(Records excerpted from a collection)
□ □ □
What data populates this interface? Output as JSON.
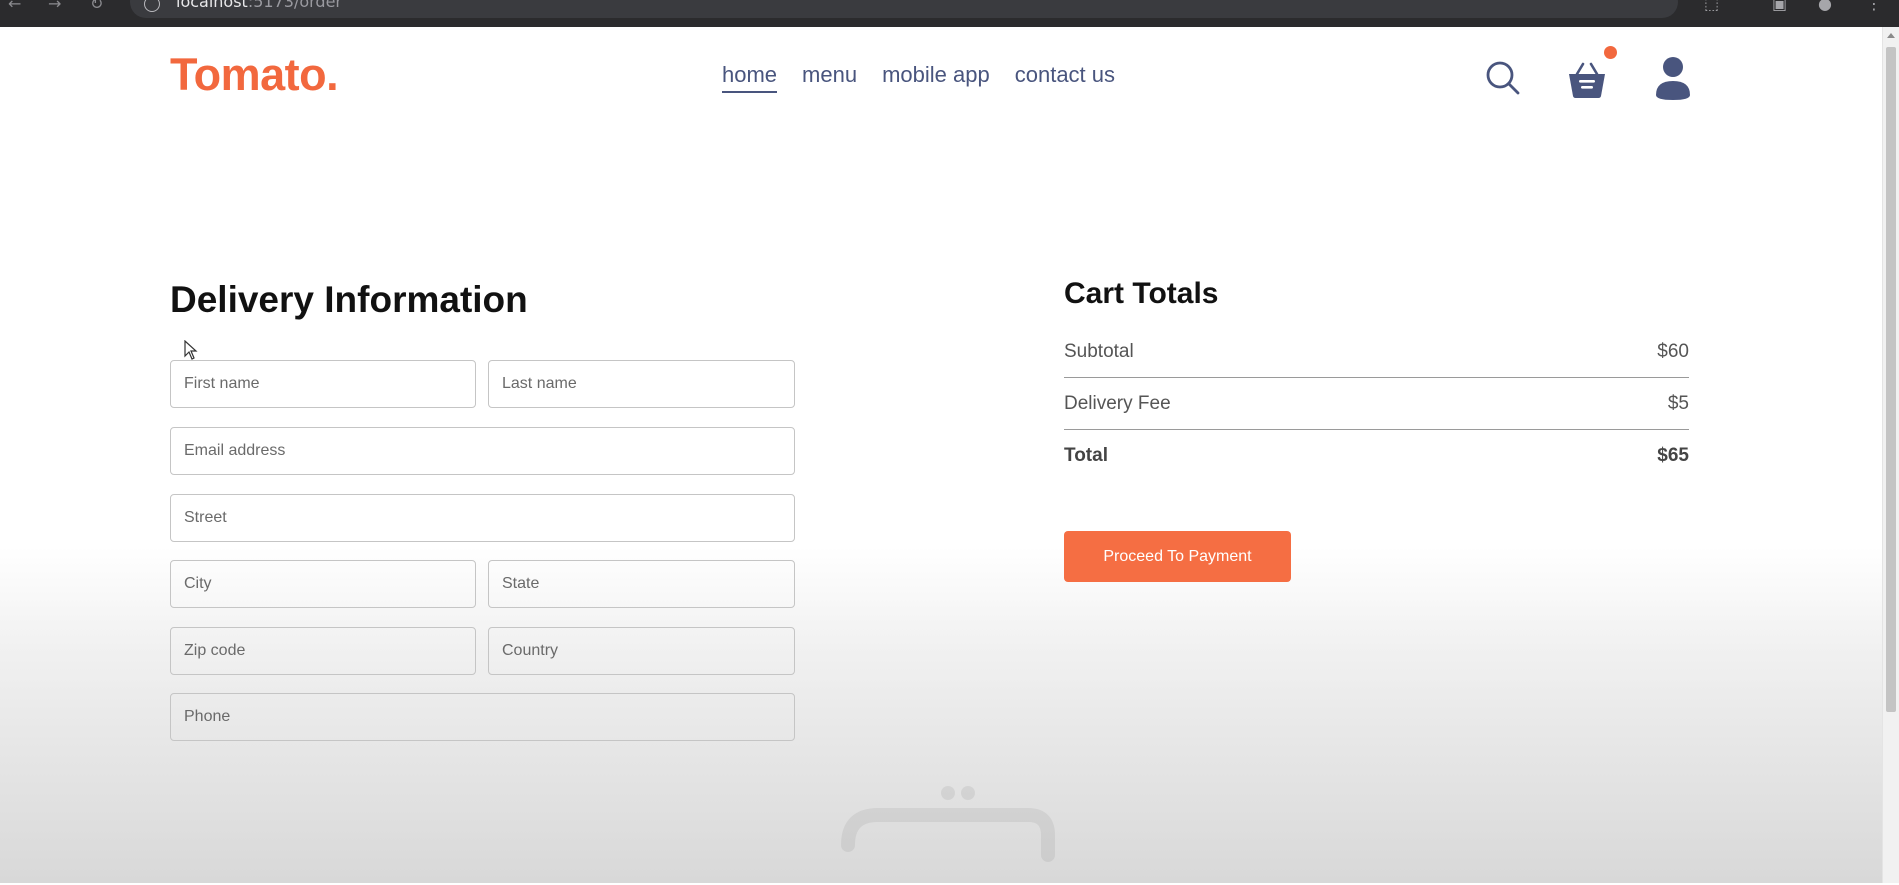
{
  "browser": {
    "url_host": "localhost",
    "url_path": ":5173/order"
  },
  "header": {
    "logo": "Tomato.",
    "nav": [
      {
        "label": "home",
        "active": true
      },
      {
        "label": "menu",
        "active": false
      },
      {
        "label": "mobile app",
        "active": false
      },
      {
        "label": "contact us",
        "active": false
      }
    ],
    "icons": [
      "search-icon",
      "basket-icon",
      "profile-icon"
    ],
    "cart_has_items": true
  },
  "delivery": {
    "title": "Delivery Information",
    "fields": {
      "first_name": "First name",
      "last_name": "Last name",
      "email": "Email address",
      "street": "Street",
      "city": "City",
      "state": "State",
      "zip": "Zip code",
      "country": "Country",
      "phone": "Phone"
    }
  },
  "cart": {
    "title": "Cart Totals",
    "rows": [
      {
        "label": "Subtotal",
        "value": "$60"
      },
      {
        "label": "Delivery Fee",
        "value": "$5"
      },
      {
        "label": "Total",
        "value": "$65"
      }
    ],
    "button": "Proceed To Payment"
  },
  "colors": {
    "brand": "#f2683e",
    "nav_text": "#49557e",
    "button": "#f56e43"
  }
}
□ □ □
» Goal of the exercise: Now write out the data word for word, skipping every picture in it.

» Exercise response:
What data populates this interface? Output as JSON.
{
  "browser": {
    "url_host": "localhost",
    "url_path": ":5173/order"
  },
  "header": {
    "logo": "Tomato.",
    "nav": [
      {
        "label": "home",
        "active": true
      },
      {
        "label": "menu",
        "active": false
      },
      {
        "label": "mobile app",
        "active": false
      },
      {
        "label": "contact us",
        "active": false
      }
    ],
    "icons": [
      "search-icon",
      "basket-icon",
      "profile-icon"
    ],
    "cart_has_items": true
  },
  "delivery": {
    "title": "Delivery Information",
    "fields": {
      "first_name": "First name",
      "last_name": "Last name",
      "email": "Email address",
      "street": "Street",
      "city": "City",
      "state": "State",
      "zip": "Zip code",
      "country": "Country",
      "phone": "Phone"
    }
  },
  "cart": {
    "title": "Cart Totals",
    "rows": [
      {
        "label": "Subtotal",
        "value": "$60"
      },
      {
        "label": "Delivery Fee",
        "value": "$5"
      },
      {
        "label": "Total",
        "value": "$65"
      }
    ],
    "button": "Proceed To Payment"
  },
  "colors": {
    "brand": "#f2683e",
    "nav_text": "#49557e",
    "button": "#f56e43"
  }
}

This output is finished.